Another way I try to stay excited about the business of art is to make it fun. For example, I held a contest on Facebook to have people post pictures of their dog portraits next to their dogs on my page and get their friends to "like" their photos. The person with the most likes got a free portrait, and I got some exposure on Facebook. Use your gift of creativity to come up with some fun marketing strategies, and try to enjoy the process!

Thirdly, and perhaps most importantly, if you feel reluctant to promote your work but would like to sell your work, consider the source of your reluctance. Sometimes I realize that it is because I am not truly satisfied with the work I am creating. At this point it's time to spend some time in the studio creating work that you just can't wait to share. And then give this work the honor it deserves by promoting it with pride.

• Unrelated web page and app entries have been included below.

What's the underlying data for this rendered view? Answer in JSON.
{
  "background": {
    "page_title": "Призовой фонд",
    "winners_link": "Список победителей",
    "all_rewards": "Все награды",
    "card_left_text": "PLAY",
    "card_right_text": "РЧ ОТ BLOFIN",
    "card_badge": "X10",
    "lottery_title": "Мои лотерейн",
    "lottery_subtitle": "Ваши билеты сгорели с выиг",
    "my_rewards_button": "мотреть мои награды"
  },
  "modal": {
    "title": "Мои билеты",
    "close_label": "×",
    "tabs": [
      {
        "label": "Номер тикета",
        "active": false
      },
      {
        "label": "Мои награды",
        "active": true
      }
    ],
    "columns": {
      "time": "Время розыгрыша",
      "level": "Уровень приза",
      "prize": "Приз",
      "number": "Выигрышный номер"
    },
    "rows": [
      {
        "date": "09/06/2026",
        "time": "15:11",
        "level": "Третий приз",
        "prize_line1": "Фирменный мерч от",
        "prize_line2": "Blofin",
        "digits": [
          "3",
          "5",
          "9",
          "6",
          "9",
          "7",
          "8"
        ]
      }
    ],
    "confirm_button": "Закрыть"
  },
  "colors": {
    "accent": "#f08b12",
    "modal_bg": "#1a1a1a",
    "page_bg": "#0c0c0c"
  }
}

I am always learning from other artists about how they negotiate the two worlds of creation and promotion. One source I enjoy are the newsletters I subscribe to from Padraig McCaul, a landscape painter in Ireland.  I also pay attention to how local artists are promoting their work and decide what is effective in my particular community. How do you find your balance? Do tell!

Make time for your work, make time to promote it, and see both facets of being an artist as part of your job.

ps. For those of you who were curious about the story behind the picture of the poor kitten with green paint on his toes...I was housesitting a few years ago for a family with a prize show-kitten (a Scottish Folded Ear cat, to be exact). Well little Scottie had some fun on my painting palette and his snow white fur. Why is it that green paint in particular manages to get everywhere?

Tuesday, September 3, 2013

Leave your brushstrokes alone.

My first blog post will begin with a nod of gratitude to Bob Ross and the many life lessons I learned from "The Joy of Painting." Thank you Bob Ross, and other under-appreciated teachers.

This is likely to be just the first of many tributes to Bob Ross. My mother can attest to the fact that while my peers were out drinking, playing video games, and otherwise being normal kids, I was often glued to the TV, mesmerized the daily lesson on "The Joy of Painting" with pencil in hand and an apple or some other orb-like subject matter lying between me and the television. I have many past teachers' voices in my head, including several professors - some wacky and kind, some militant and brutal. But Bob Ross sits on my shoulder whispering sweet nothings of pretty little trees into my ear most often. Today it was about the fan brush.

This tribute is with the utmost respect in the form of a rebutal. I remember the first oil painting I did after watching Bob use his fan brush. I was seduced by its ability to make a skyline glow. But over the years I have found it is easy to overuse the fan brush, and for a while I was even stubbornly boycotting it. While this tempting tool can beautifully soften and refine a painting, it can very quickly blend your brushtrokes into oblivion. Your brushstrokes are sacred. They are what make your painting your painting. Just as we are encouraged to soften the unique edges of our personalities, we are tempted to blur and blend our brushstrokes to the point of imperceptibility. This isn't the 17th Century - revel in the spontaneous aliveness of your unblended strokes!

Today's thought is short and sweet - Leave most of your brushtrokes alone! I've come to realize that there is a time and a place for the fan brush. But we all can be overly-seduced by the glowing softness it yields.  Be brave enough to leave most hard lines and courageous unfussy strokes untouched, and let your painting reflect your own raw beauty.